Opening Day is something you always look forward to, starting in Little League.
In Little League, they have the Jamboree Day, where all the teams get in their lines, they're all recognized and it's the start of the season. It's finally that day you can go out there and let it go. There are no more practices. It counts. It's fun. It's exciting. You get to see everybody else's teams. You get to see their uniforms.
My first Opening Day, I was on the Royals. I still remember my uniform like it was yesterday. It looked nothing like the Kansas City Royals. Blue letters with yellow trim. It was my first Opening Day, the first time I got to put on a uniform. I see my son. He's about to have his first Opening Day. I remember the feeling. I remember being 5 years old, 6 years old, having my first Opening Day. It was the most fun day.
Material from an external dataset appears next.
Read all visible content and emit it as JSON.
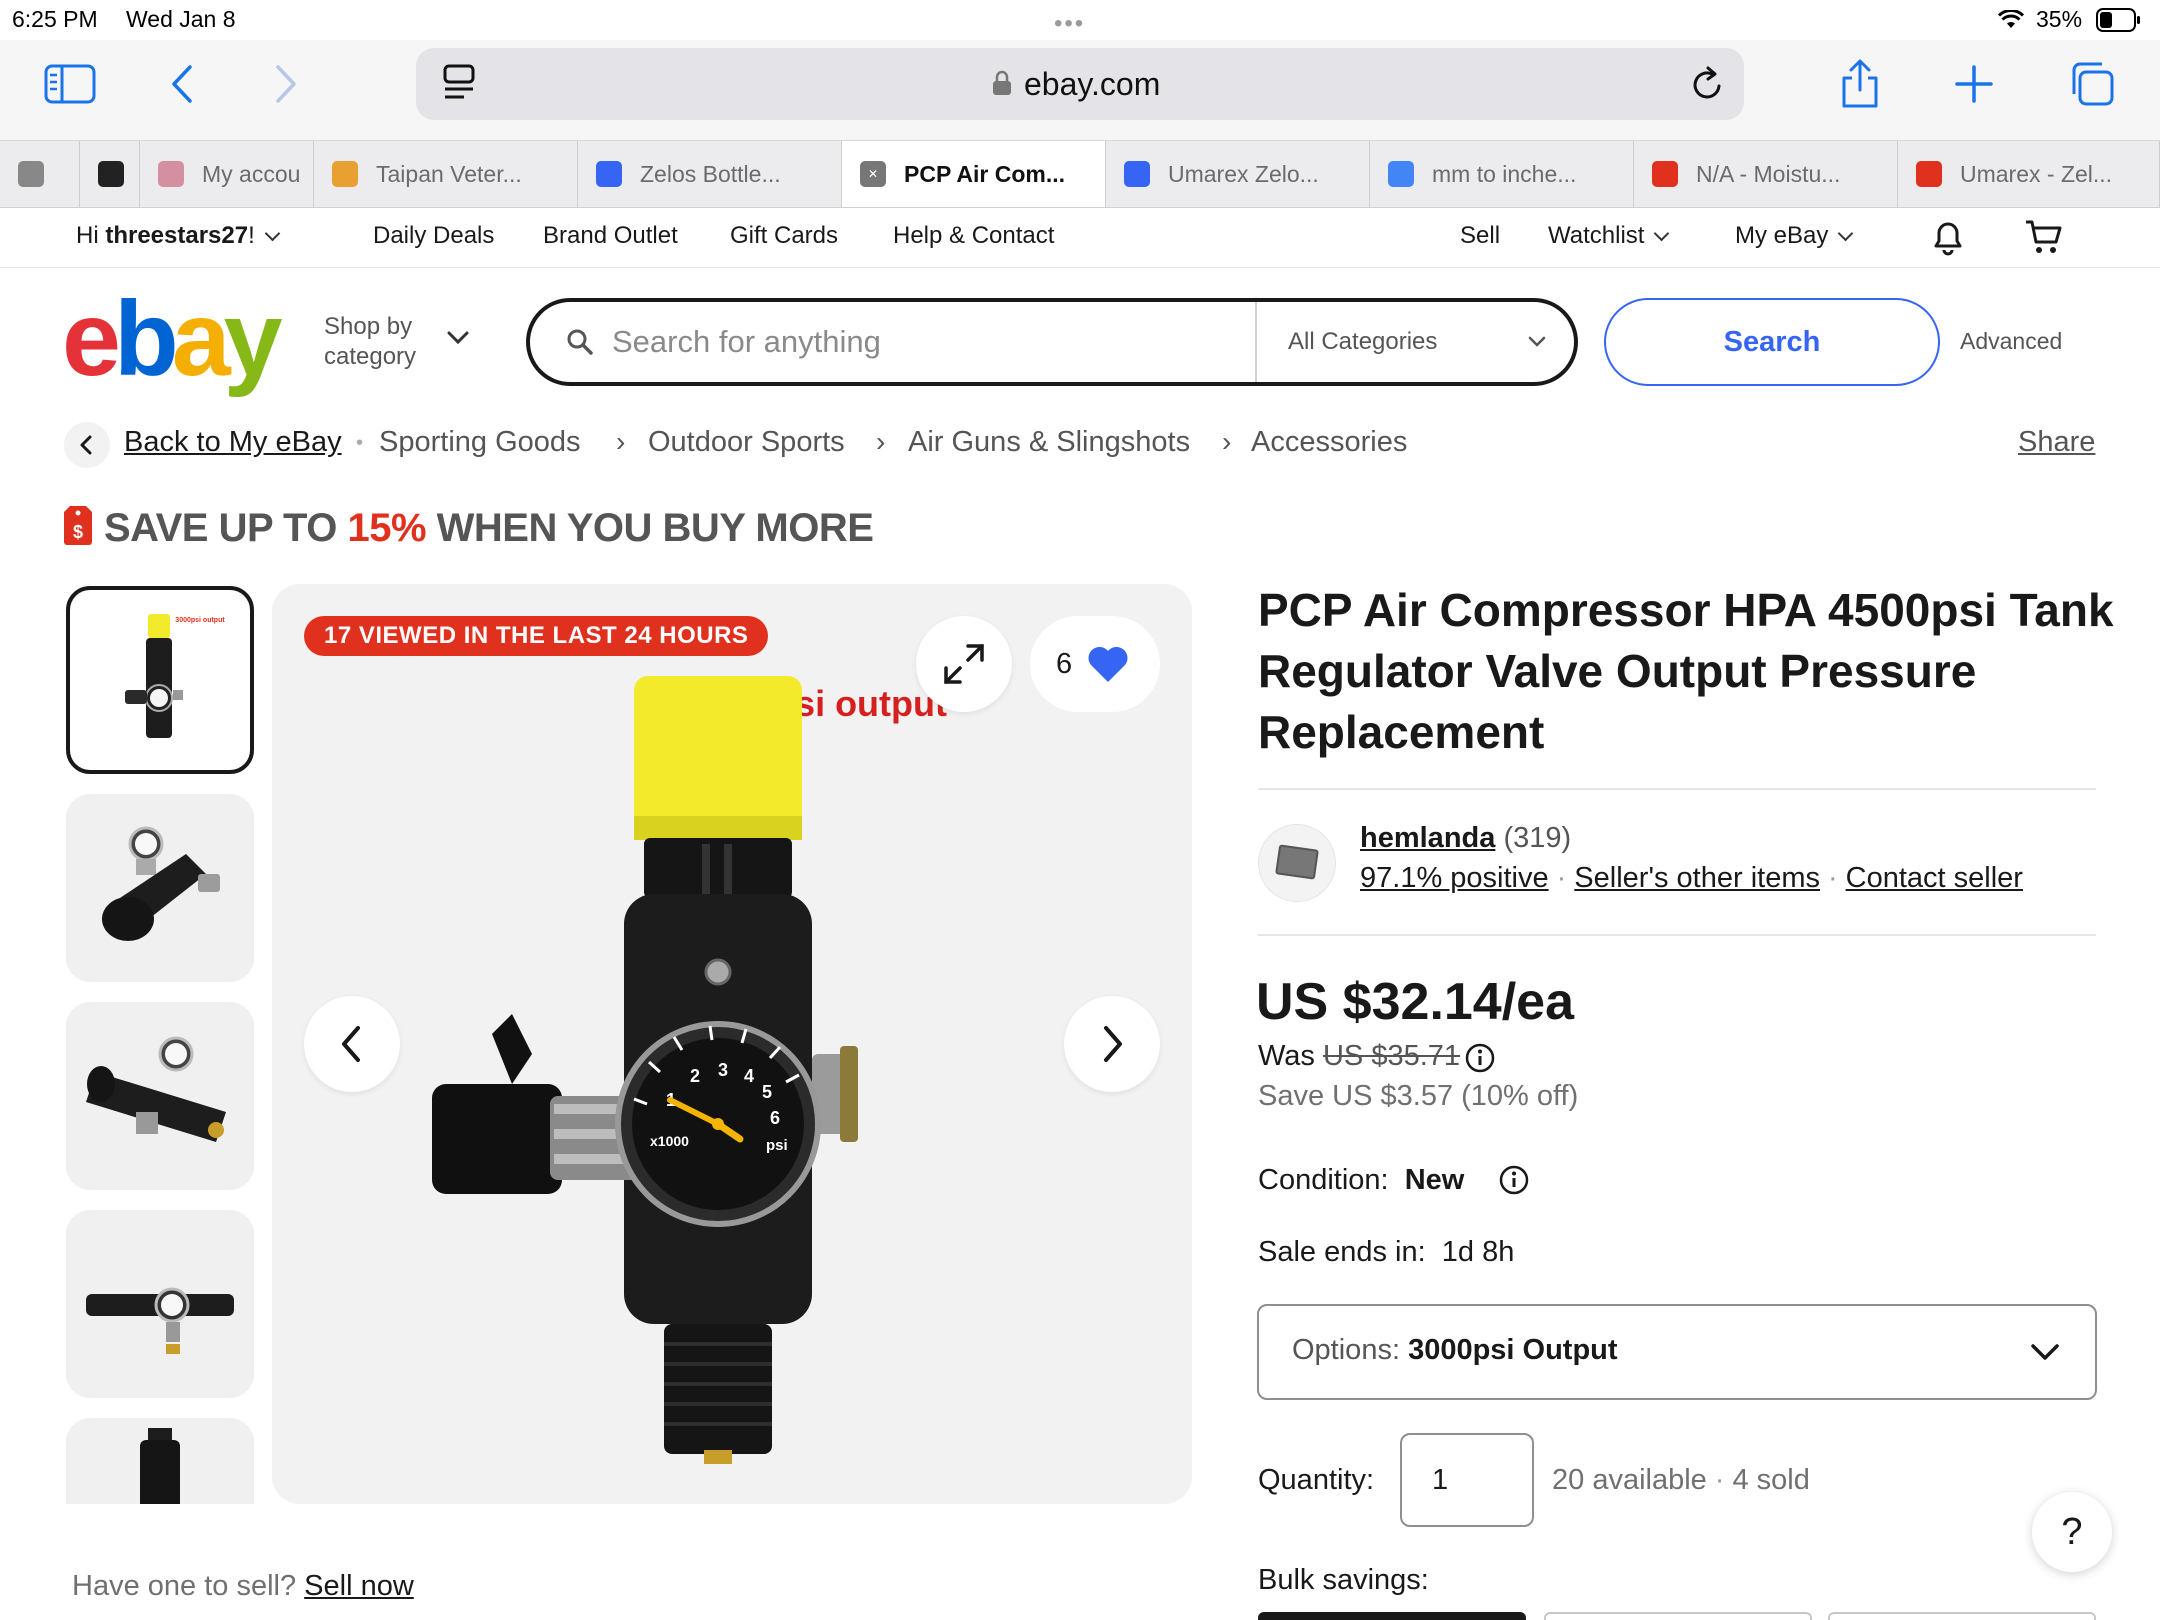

You spent 10 hours at the baseball field.
Now that I'm in the big leagues, that feeling has never left.
That's the coolest part about Opening Day. I still have the same feeling 30 years later as I did that first Opening Day -- and [I'm] fortunate enough to have an Opening Day 30 years later.
Every Opening Day, you're filled with a lot of emotions -- excitement, obviously, nerves of the unknown. That's especially true in the Major Leagues, when you have 162 games and everybody starts at 0-0. Everybody's win-loss record pitching is 0-0. Everyone's batting average is .000. Everybody starts fresh with a clean slate. It's unknown how the season is going to go, unknown health, unknown everything. You get those nerves, no matter how long you've played this game or how many Opening Days you've had. You get that fear of the unknown, which is also a really cool feeling.
My first big league Opening Day -- 2003 with the Twins -- stands out. In 2002, I'd started every game of the playoffs, but as a right fielder. But Corey Koskie had gotten hurt in Spring Training about five or six days prior to camp breaking, so I played third base. We didn't know how long or the extent that it was going to happen. The day before we broke, he got put on the disabled list. I was fortunate enough to actually start the game on my first Opening Day. They retroactively DL'd him, so I lasted as a starter for only a series or so.
But I remember that Opening Day. It was in Detroit at Comerica [Park]. I was on the field, taking grounders. The lineup was up, I knew I was coming. That's when our manager, Ron Gardenhire, came up to me and said, 'Take it in. This is what it's all about. This is what you've dreamed of -- starting in your first Opening Day.' Those words will always stick with me. It is. Twenty years prior to that, you're dreaming of being in a Major League lineup -- especially on Opening Day. Here I was, that dream came true.
As for the games, I have never been a really good Opening Day guy. I don't believe I have any home runs on Opening Day. I don't think I've had too many good games. It's funny, because you see certain guys and that's their day. That's their day to shine. No matter what, they're guaranteed three hits or a home run or something. I remember Dmitri Young when he had three home runs on Opening Day. I was like, 'How do you do that?' I don't know if it's nerves or whatever the case is, I've never really been a good Opening Day player.
Hopefully, that'll change this year.
Michael Cuddyer is an outfielder for the Colorado Rockies. This story was not subject to the approval of Major League Baseball or its clubs.